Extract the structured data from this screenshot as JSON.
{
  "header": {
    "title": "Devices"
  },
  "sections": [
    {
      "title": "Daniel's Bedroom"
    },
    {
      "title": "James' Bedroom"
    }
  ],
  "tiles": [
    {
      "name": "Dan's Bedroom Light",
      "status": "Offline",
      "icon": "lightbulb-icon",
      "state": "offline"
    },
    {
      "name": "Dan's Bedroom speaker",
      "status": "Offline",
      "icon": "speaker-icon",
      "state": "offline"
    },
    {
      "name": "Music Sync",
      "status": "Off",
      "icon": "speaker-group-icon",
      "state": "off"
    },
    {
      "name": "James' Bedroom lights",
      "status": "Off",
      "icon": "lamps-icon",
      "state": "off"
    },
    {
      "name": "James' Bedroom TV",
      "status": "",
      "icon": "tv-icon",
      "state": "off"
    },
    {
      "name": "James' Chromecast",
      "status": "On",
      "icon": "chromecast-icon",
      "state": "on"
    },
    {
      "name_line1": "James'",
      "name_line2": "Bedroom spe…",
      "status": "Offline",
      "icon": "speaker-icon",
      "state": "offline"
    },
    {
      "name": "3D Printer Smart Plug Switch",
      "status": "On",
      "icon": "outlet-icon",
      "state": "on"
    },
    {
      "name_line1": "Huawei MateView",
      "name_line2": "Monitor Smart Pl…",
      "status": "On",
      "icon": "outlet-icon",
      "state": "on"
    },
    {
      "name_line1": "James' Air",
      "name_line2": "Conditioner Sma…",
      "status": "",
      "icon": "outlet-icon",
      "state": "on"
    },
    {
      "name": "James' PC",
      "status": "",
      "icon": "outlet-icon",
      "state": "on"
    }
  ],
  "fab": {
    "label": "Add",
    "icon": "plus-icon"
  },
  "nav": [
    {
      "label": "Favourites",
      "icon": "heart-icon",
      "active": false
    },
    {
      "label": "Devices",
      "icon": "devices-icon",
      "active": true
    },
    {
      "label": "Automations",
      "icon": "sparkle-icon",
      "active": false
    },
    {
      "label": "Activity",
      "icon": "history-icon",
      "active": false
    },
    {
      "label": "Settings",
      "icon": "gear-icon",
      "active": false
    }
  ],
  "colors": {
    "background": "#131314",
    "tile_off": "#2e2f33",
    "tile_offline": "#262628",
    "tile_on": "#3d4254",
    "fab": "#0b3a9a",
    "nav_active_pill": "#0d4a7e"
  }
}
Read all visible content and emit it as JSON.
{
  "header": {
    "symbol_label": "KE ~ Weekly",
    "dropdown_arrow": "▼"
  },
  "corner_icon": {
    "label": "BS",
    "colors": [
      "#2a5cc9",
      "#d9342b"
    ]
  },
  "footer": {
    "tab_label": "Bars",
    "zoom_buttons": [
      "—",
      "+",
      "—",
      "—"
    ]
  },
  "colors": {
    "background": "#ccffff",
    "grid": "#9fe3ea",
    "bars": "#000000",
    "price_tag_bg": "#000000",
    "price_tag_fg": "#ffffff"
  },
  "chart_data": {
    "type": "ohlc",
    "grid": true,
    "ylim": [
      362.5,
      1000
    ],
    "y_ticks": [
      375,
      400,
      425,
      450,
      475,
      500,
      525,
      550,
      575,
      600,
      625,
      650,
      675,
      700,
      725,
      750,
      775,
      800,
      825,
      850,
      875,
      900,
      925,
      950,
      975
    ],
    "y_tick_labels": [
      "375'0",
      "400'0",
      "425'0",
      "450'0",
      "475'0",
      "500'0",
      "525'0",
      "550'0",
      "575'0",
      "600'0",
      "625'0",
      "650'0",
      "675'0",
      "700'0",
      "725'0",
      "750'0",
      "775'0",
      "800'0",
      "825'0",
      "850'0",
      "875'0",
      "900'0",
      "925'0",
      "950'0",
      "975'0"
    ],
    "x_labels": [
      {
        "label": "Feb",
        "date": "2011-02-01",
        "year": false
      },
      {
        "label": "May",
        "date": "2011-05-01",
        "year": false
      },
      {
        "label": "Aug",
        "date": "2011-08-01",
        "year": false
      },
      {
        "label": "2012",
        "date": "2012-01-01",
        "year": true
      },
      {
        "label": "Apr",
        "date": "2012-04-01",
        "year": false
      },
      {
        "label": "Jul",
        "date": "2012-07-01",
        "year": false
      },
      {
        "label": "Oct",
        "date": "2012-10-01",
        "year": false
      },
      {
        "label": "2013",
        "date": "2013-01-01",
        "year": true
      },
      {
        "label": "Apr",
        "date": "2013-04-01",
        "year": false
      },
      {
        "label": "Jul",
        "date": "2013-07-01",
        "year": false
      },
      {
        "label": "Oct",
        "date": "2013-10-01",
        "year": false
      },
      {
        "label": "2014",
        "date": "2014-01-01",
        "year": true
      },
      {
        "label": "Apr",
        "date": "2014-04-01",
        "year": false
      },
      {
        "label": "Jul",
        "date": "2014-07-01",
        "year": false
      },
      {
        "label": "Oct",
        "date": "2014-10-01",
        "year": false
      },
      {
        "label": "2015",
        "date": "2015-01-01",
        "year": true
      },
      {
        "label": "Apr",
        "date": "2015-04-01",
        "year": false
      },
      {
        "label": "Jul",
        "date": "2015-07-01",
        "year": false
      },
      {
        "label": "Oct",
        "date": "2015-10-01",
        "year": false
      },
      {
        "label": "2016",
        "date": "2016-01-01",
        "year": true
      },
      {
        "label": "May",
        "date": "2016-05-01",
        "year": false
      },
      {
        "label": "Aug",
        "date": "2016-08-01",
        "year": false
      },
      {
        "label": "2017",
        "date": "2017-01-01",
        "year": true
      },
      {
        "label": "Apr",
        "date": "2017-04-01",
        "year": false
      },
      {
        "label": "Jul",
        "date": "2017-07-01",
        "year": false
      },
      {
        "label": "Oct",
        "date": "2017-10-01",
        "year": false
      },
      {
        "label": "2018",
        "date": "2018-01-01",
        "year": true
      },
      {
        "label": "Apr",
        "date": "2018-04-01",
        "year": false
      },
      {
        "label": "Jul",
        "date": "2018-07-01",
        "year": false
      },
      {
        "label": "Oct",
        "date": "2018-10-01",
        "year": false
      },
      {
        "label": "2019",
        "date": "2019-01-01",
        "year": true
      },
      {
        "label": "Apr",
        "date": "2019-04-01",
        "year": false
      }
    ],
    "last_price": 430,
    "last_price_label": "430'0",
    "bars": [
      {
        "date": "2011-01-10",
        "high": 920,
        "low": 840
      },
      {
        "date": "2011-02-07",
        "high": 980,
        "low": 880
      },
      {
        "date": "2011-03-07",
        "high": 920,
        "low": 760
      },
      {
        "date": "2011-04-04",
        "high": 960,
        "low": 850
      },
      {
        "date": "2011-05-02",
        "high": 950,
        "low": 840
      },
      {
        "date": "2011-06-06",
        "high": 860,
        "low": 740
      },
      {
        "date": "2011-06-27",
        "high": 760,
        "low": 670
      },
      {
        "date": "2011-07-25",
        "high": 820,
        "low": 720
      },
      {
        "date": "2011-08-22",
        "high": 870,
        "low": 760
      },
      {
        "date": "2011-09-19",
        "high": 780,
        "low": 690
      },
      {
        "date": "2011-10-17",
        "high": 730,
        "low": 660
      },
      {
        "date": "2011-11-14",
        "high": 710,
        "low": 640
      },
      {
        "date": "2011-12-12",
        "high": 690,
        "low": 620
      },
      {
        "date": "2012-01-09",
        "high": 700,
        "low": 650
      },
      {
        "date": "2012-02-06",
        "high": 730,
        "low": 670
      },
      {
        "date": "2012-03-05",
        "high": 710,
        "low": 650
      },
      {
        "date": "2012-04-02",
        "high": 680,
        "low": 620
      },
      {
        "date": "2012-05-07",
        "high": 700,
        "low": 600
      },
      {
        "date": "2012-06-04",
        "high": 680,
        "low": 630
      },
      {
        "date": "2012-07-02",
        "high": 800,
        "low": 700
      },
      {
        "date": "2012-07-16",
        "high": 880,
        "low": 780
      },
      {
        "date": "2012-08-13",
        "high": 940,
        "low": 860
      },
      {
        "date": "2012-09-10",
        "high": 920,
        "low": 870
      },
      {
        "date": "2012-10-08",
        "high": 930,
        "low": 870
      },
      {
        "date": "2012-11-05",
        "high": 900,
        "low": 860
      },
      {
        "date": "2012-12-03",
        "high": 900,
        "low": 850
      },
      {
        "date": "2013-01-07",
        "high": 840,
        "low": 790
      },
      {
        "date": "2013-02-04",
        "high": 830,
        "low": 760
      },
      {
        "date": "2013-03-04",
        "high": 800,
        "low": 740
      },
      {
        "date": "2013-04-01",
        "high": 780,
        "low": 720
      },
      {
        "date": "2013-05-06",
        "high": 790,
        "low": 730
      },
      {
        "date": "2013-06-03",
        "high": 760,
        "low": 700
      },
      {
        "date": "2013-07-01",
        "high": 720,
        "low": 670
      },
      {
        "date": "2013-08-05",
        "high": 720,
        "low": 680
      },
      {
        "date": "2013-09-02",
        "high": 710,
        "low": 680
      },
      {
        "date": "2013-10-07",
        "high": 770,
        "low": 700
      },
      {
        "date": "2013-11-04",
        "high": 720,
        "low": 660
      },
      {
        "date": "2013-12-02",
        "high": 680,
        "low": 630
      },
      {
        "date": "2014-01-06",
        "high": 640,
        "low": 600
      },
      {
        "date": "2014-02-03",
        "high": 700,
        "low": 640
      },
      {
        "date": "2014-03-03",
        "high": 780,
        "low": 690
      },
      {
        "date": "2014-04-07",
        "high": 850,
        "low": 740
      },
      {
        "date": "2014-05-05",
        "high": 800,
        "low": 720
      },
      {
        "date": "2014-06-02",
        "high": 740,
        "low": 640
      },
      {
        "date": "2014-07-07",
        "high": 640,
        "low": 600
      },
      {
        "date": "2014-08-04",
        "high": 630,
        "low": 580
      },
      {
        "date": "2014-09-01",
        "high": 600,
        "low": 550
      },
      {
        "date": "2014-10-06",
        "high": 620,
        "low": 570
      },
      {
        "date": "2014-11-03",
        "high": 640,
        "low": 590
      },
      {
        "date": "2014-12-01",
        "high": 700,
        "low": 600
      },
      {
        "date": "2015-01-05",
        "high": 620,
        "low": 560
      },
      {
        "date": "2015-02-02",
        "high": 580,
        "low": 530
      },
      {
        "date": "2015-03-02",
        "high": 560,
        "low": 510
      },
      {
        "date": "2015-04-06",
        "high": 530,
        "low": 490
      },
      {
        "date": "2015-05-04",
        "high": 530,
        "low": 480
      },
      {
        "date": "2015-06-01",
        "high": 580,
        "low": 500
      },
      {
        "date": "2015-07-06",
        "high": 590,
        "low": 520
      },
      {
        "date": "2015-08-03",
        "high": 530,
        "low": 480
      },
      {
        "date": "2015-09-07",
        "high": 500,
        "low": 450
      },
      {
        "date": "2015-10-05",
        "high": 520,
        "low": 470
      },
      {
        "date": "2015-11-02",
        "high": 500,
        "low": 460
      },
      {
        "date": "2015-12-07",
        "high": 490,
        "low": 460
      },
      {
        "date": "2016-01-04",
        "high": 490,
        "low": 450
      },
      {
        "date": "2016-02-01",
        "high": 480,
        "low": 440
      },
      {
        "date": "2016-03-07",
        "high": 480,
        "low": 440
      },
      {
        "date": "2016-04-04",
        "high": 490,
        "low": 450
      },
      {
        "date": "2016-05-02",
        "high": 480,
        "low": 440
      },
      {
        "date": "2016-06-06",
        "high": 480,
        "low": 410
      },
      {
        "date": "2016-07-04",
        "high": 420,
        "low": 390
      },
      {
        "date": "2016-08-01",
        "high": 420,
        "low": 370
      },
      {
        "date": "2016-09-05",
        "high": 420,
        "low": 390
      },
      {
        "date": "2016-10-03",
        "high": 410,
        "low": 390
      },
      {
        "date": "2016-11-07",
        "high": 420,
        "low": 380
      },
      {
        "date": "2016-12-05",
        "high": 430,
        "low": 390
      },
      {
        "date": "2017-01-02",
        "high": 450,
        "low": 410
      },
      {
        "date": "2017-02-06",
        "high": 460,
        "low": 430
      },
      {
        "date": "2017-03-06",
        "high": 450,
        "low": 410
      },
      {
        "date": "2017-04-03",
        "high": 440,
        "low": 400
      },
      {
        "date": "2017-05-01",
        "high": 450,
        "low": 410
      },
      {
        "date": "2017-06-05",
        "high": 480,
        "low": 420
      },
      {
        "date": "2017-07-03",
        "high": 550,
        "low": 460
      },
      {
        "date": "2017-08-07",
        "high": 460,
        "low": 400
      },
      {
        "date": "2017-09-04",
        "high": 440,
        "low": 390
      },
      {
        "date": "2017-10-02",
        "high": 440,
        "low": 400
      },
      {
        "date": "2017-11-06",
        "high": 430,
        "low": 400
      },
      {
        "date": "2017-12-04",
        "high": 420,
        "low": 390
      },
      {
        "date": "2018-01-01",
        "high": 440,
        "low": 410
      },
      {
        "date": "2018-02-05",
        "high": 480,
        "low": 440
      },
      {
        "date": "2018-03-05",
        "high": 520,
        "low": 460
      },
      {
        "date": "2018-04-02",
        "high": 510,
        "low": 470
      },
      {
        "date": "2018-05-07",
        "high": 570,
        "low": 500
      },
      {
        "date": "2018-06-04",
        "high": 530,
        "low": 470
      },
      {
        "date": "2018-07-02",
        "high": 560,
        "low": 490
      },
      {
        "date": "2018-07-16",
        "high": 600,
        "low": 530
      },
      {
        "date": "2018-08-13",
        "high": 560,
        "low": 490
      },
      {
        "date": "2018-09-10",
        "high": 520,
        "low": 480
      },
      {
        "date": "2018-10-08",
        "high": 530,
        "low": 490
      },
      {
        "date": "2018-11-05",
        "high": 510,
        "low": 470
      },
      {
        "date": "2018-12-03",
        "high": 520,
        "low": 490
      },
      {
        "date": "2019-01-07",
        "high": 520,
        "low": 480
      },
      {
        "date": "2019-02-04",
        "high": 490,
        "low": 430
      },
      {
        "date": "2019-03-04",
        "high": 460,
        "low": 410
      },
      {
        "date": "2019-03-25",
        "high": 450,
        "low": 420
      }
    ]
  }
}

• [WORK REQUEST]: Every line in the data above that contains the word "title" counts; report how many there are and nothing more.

• [FINISHED TASK]: 3